I would advise students thinking about majoring in engineering to do it if they feel passionate about science, technology, or construction. If they decide to study engineering, I would tell them that they need to have a high pain tolerance. They need to remain incredibly calm throughout their time studying. It is almost impossibly difficult. I would advise them to remain stoic through the ups and downs. Never react too much to anything good or bad. Just keep going and eventually you will be triumphant.

What’s the best piece of advice you’ve received as a student?

The best piece of advice I have ever heard is that life is 1% what happens to you and 99% how you react to it. Another great piece of advice is that it is better to be a warrior in a garden, than a gardener in a war. You need to be a monster and then control it.

If you could have lunch/dinner with a famous engineering pioneer, who would it be? Why?

If I could have a meal with an engineering pioneer, I would choose my dad because he is my hero. He taught me everything I know about science, engineering, and technology. He also taught me martial arts and how to be a strong warrior both mentally and physically. He is a modern-day renaissance man as he now owns his own real estate brokerage.
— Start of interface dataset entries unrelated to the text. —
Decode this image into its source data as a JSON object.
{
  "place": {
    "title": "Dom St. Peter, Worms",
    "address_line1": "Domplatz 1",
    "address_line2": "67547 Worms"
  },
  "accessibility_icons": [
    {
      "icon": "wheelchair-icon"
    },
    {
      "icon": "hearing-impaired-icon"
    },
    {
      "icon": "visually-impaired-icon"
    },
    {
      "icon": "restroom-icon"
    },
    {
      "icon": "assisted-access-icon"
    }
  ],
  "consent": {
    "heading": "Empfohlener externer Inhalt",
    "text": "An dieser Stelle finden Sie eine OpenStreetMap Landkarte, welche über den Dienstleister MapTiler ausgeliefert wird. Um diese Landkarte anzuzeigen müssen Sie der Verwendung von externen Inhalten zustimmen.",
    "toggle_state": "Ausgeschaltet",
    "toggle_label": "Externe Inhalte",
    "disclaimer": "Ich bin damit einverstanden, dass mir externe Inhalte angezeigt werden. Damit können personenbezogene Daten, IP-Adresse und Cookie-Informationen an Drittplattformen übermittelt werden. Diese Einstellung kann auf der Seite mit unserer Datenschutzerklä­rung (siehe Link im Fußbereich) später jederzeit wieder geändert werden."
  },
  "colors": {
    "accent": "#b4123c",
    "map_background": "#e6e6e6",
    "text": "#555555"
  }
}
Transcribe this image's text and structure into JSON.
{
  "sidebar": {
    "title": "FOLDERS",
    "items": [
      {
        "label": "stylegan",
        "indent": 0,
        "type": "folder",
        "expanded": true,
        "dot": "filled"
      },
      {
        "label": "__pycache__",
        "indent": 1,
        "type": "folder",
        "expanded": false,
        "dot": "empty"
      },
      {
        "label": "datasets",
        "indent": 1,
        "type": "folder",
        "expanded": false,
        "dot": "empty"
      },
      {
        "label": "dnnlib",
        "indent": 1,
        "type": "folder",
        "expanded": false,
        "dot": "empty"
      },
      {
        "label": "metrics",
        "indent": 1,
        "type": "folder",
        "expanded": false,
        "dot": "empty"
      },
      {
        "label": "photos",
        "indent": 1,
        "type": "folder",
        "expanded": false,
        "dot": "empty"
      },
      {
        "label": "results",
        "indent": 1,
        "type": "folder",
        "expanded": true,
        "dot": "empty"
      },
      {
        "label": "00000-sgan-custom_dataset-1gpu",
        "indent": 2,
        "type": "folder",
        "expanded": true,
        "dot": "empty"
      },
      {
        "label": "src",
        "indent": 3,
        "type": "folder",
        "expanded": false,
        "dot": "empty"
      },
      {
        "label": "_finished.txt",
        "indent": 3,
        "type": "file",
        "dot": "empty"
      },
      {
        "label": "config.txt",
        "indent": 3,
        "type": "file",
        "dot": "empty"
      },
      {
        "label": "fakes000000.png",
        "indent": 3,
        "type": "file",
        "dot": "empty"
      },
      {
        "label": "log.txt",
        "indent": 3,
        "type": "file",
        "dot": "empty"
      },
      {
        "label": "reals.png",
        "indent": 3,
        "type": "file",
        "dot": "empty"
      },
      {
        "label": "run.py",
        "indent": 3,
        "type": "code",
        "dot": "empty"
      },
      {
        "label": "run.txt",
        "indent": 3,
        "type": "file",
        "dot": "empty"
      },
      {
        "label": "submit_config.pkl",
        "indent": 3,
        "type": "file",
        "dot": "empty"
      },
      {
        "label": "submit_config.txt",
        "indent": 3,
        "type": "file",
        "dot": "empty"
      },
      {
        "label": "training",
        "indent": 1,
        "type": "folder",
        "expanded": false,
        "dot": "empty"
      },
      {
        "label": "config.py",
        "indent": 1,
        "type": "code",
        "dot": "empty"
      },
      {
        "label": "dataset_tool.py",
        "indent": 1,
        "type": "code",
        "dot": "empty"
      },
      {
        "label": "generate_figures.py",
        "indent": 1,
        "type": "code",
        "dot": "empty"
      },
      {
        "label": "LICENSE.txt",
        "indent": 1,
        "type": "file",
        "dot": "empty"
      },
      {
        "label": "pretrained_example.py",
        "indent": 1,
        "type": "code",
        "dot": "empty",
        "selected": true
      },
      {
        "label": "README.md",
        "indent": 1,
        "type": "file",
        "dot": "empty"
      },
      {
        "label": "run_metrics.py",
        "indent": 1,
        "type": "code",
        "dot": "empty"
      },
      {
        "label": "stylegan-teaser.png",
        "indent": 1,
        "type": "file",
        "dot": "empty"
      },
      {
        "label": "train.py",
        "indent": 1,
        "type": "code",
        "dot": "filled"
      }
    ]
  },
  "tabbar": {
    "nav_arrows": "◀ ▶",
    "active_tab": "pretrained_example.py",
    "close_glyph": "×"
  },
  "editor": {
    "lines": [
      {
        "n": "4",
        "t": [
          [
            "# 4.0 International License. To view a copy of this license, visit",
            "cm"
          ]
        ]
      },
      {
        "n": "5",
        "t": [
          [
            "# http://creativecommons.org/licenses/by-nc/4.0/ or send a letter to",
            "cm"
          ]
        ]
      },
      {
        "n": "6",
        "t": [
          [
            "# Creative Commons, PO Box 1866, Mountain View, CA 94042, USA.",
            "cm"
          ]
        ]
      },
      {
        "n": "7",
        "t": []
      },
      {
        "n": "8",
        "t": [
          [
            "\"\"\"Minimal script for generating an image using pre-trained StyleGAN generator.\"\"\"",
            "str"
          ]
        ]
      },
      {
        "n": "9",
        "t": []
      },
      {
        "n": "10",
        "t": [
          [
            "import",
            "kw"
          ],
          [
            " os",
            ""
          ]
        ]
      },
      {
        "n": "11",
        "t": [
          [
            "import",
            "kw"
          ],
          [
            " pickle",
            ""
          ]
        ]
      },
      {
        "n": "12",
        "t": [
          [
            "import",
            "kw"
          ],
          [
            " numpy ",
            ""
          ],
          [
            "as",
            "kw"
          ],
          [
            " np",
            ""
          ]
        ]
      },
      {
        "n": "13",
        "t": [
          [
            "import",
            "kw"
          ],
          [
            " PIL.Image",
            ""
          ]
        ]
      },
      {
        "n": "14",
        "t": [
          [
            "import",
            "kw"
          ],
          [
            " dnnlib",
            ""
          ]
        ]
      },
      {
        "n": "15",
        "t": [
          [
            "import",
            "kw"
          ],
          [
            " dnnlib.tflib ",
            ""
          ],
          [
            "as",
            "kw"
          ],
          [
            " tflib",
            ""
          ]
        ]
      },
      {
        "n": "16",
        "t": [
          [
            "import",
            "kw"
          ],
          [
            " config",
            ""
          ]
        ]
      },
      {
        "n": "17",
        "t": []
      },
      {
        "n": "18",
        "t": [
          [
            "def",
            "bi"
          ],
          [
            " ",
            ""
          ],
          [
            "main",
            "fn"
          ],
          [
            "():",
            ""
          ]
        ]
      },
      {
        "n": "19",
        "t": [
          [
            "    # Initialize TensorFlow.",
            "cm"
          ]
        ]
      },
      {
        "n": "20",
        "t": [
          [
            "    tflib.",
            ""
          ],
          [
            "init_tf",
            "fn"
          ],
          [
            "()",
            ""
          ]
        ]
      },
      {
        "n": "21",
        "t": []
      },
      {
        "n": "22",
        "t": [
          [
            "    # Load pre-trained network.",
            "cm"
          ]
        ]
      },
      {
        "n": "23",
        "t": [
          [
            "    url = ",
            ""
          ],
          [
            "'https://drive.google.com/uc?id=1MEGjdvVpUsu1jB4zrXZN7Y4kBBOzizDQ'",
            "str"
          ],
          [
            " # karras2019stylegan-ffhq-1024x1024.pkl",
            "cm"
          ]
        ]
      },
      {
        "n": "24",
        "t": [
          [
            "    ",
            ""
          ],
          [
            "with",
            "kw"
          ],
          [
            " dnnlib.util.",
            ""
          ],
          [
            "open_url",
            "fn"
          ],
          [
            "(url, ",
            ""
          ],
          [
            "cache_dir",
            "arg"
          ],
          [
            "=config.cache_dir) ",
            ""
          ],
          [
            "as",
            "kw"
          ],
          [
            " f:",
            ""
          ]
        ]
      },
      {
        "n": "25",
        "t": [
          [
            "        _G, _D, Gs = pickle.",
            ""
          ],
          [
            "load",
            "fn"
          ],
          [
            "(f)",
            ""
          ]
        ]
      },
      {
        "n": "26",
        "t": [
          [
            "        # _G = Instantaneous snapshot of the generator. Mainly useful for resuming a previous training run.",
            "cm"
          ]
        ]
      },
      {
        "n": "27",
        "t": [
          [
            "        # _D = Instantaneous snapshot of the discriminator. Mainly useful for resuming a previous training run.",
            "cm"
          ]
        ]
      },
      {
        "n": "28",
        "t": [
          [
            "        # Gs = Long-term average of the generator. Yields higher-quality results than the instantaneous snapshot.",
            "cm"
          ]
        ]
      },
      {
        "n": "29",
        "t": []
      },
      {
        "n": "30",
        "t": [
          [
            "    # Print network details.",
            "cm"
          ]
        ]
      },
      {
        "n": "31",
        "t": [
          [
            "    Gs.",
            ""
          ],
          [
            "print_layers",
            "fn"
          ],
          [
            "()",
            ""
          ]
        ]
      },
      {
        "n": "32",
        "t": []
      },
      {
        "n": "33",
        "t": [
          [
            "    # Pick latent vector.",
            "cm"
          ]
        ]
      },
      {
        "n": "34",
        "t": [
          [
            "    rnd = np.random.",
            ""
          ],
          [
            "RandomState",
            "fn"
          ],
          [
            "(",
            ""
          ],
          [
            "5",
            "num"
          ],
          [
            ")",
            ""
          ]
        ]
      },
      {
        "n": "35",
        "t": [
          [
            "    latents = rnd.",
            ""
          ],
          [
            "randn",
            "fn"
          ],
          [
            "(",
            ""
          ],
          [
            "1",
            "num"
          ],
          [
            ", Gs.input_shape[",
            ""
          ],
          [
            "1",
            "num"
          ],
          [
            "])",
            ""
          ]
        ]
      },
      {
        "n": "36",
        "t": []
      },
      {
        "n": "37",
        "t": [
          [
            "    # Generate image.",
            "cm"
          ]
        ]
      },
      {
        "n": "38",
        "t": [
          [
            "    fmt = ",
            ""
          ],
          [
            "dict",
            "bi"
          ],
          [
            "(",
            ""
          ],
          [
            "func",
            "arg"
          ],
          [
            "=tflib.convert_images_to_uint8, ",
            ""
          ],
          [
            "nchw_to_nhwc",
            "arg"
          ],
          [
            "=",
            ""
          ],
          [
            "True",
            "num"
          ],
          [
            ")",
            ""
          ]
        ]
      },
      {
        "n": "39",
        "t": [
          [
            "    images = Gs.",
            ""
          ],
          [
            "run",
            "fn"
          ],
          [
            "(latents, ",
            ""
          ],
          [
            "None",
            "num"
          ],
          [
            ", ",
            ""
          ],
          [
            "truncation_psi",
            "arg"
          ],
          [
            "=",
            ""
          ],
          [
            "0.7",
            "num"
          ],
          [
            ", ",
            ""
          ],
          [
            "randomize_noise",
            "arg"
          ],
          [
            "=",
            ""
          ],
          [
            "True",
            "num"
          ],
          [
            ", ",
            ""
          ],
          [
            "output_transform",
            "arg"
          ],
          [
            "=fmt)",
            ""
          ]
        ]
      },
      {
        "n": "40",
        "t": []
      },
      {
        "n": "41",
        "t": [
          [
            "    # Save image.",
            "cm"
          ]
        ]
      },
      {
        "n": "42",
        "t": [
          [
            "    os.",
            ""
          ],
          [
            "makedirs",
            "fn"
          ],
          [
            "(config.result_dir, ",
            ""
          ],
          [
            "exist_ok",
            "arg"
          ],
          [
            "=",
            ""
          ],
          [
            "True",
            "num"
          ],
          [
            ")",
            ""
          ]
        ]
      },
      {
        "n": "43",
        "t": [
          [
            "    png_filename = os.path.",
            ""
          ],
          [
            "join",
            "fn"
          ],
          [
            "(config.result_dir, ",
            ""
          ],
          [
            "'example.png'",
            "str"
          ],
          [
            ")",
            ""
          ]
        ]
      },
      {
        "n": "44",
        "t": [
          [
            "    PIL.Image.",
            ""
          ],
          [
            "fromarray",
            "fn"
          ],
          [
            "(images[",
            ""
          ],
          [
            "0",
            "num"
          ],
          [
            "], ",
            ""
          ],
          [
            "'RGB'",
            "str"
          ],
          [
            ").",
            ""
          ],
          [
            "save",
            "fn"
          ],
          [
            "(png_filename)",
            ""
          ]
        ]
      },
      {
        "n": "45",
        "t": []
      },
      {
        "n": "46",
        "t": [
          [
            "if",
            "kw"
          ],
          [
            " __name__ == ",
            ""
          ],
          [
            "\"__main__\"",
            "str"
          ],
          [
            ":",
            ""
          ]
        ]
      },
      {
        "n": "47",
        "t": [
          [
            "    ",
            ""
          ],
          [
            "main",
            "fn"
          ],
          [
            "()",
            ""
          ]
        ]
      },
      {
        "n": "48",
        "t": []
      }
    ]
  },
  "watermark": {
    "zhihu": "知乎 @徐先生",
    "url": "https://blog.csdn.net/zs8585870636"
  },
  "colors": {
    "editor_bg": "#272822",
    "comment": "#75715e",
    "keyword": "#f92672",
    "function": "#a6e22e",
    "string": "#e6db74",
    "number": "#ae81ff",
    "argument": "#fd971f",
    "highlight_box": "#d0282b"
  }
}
When you’re not being an engineering student, what do you like to do?

Health is wealth. I think the most important thing a human being can do to become a productive, well-adjusted member of society is to prioritize their health. I enjoy lifting weights, doing cardio, and hitting my heavy bag. Socrates said, “No man has the right to be an amateur in the matter of physical training. It is a shame for a man to grow old without seeing the beauty and strength of which his body is capable”. On the weekend, I love watching mixed martial arts and Jiu-Jitsu fights with my family. I also love flying my drone!